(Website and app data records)
####################
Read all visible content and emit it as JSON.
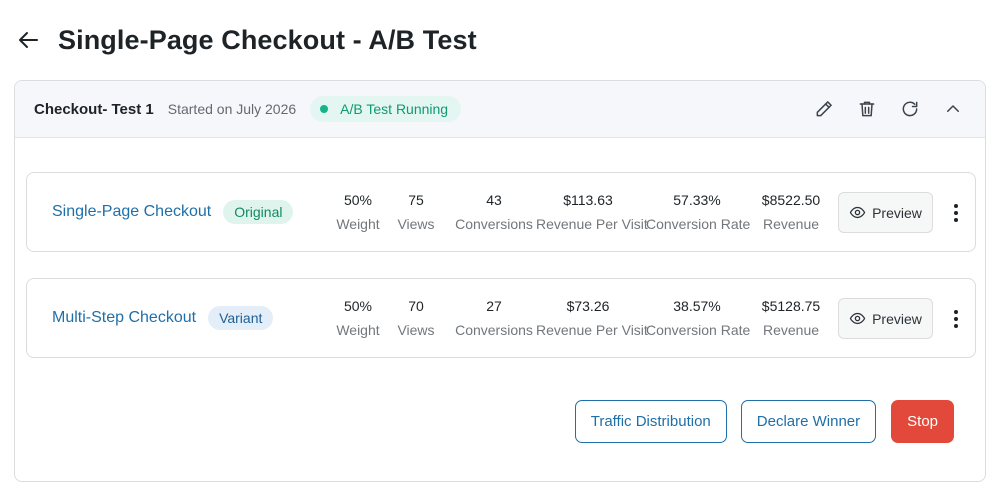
{
  "page": {
    "title": "Single-Page Checkout - A/B Test"
  },
  "test": {
    "name": "Checkout- Test 1",
    "started": "Started on July 2026",
    "status": "A/B Test Running",
    "colors": {
      "status": "#14b38a",
      "accent": "#1f6fa8",
      "danger": "#e2493a"
    }
  },
  "icons": {
    "back": "arrow-left-icon",
    "edit": "pencil-icon",
    "delete": "trash-icon",
    "refresh": "refresh-icon",
    "collapse": "chevron-up-icon",
    "preview": "eye-icon",
    "more": "kebab-icon"
  },
  "stat_labels": {
    "weight": "Weight",
    "views": "Views",
    "conversions": "Conversions",
    "rpv": "Revenue Per Visit",
    "conv_rate": "Conversion Rate",
    "revenue": "Revenue"
  },
  "variants": [
    {
      "name": "Single-Page Checkout",
      "badge": "Original",
      "weight": "50%",
      "views": "75",
      "conversions": "43",
      "rpv": "$113.63",
      "conv_rate": "57.33%",
      "revenue": "$8522.50",
      "preview_label": "Preview"
    },
    {
      "name": "Multi-Step Checkout",
      "badge": "Variant",
      "weight": "50%",
      "views": "70",
      "conversions": "27",
      "rpv": "$73.26",
      "conv_rate": "38.57%",
      "revenue": "$5128.75",
      "preview_label": "Preview"
    }
  ],
  "actions": {
    "traffic": "Traffic Distribution",
    "declare": "Declare Winner",
    "stop": "Stop"
  }
}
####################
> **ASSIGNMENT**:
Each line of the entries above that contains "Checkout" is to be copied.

> **RESPONSE TO THE TASK**:
    "title": "Single-Page Checkout - A/B Test"
    "name": "Checkout- Test 1",
      "name": "Single-Page Checkout",
      "name": "Multi-Step Checkout",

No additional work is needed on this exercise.